Against these headwinds, vendors see some reasons for home and aftermarket autosound sales to accelerate: falling chipset prices, more autosound head units with built-in HD Radio, growing awareness as more automakers offer HD Radio, and, ironically, the recession. Said Ross Rubin, analyst, The NPD Group, "As consumers look at their overall expenditures in a tight economy, there may be an opportunity to woo satellite radio users that may be looking to cancel their subscriptions."
Citing the other reasons, Alpine marketing VP Steve Witt expects some "significant growth in 2009" and claims a new chipset due for 2010 products will further reduce the cost. "We're about to enter the third phase [third-generation chipset] of HD Radio and if you look historically [at other technologies], that's when you typically have significant costs coming down."
Lower costs will also help on the home side, said a tabletop radio vendor. "We think the vote is still out on HD Radio, at least as long as it is a feature at a retail premium of at least $30." That premium is down from up to $40 on the previous-generation product, the marketer noted.
The price premium, nonetheless, is far smaller than in 2004, when one supplier told TWICE that the premium would be $300 if the technology were integrated into an in-dash CD receiver. That year, the first add-on car tuner was priced at a suggested $399.
Consumer awareness and acceptance will grow further in 2010 when the technology will be standard in a significant number of vehicles, Witt said. Mike Hench, president of The EDGE Distributors Group, agreed. "HD Radio is very neat, but its awareness level is still very low … I believe that will slowly change as more cars offer HD Radio capability."
Several automakers have announced commitments to include HD Radio technology in their vehicles. As of mid-December, the Hyundai Genesis, one Jaguar model, select Mercedes models, and all MINI and BMW vehicles offer HD Radio technology as a factory-installed option, and most Fords, Lincolns and Mercury vehicles offer it as a dealer-installed option.

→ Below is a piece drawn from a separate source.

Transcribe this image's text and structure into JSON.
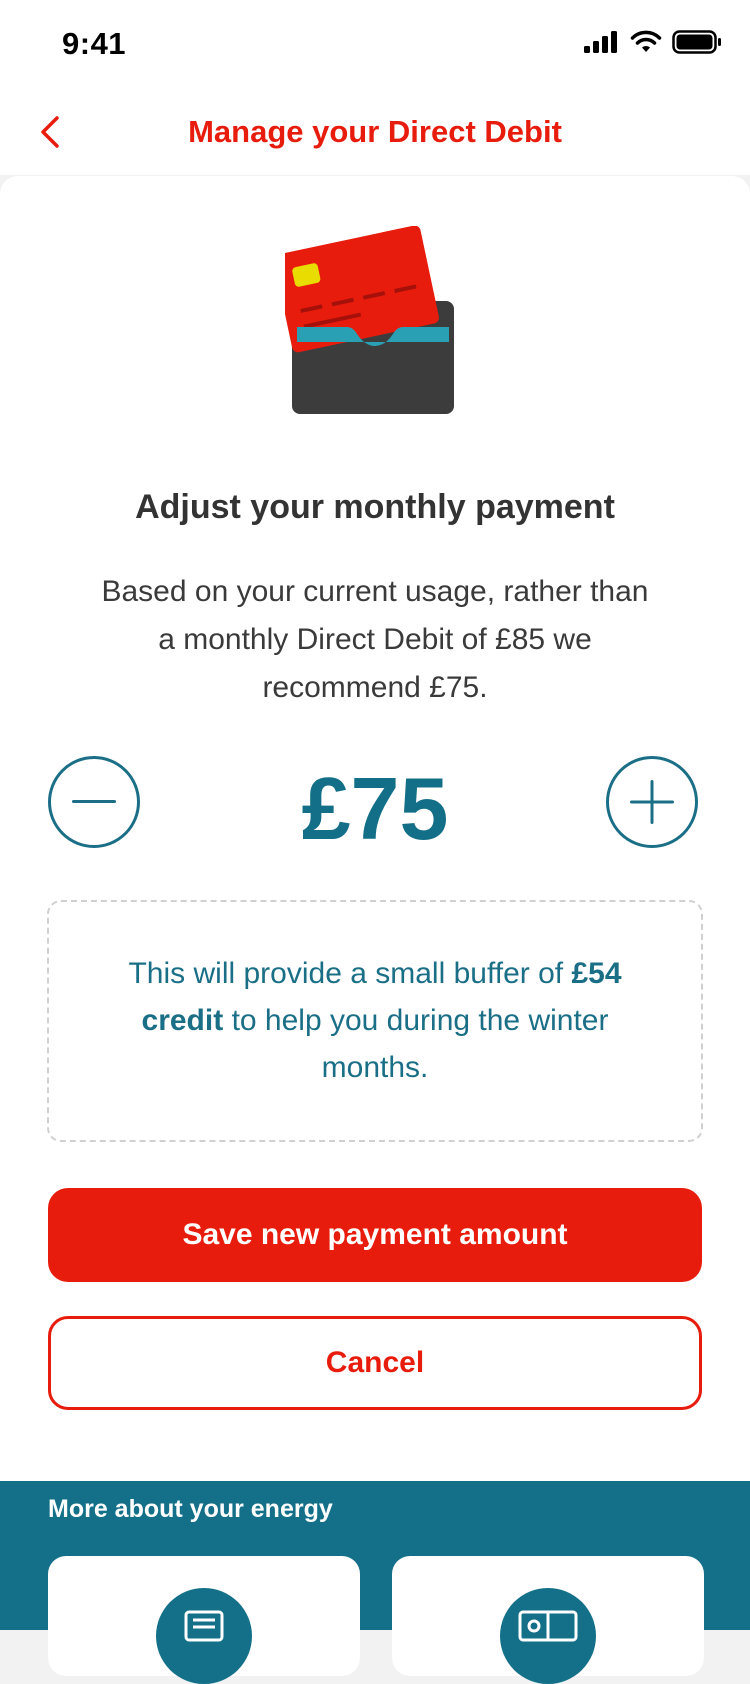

In addition, Volvo announced that the technology would be standard across its product line beginning in March 2009, while Audi, Ford, Jaguar, Lincoln, Mercury and Scion have announced that the technology will be available in the 2009 and 2010 calendar years as factory-installed products. Audi plans to offer HD Radio as standard in many of its vehicles starting with the 2011 model year. Those models arrive in dealerships in 2010.
"Changing something as established as radio is tough work," said Bernice Cramer, Altec Lansing marketing VP. "Considering the technical, regulatory and political challenges, we think HD Radio has made tremendous progress in a short period of time. Consumer education and in-store demos are an issue, but this is no different from any other developing audio technology." Ongoing work by the Alliance will continue to help, and "as consumers are better educated and migrate, we expect HD Radio to become a more common feature.
Some retailers, however, wish awareness could have grown at a faster pace. "With as much money as has been spent on it and all the promotions, relative to everything else we sell, if I didn't have any HD Radio to sell, I wouldn't lose a wink of sleep over it," said Grant Philips, purchasing director for Scottsdale, Ariz.-based Audio Express, the 44-store car audio chain.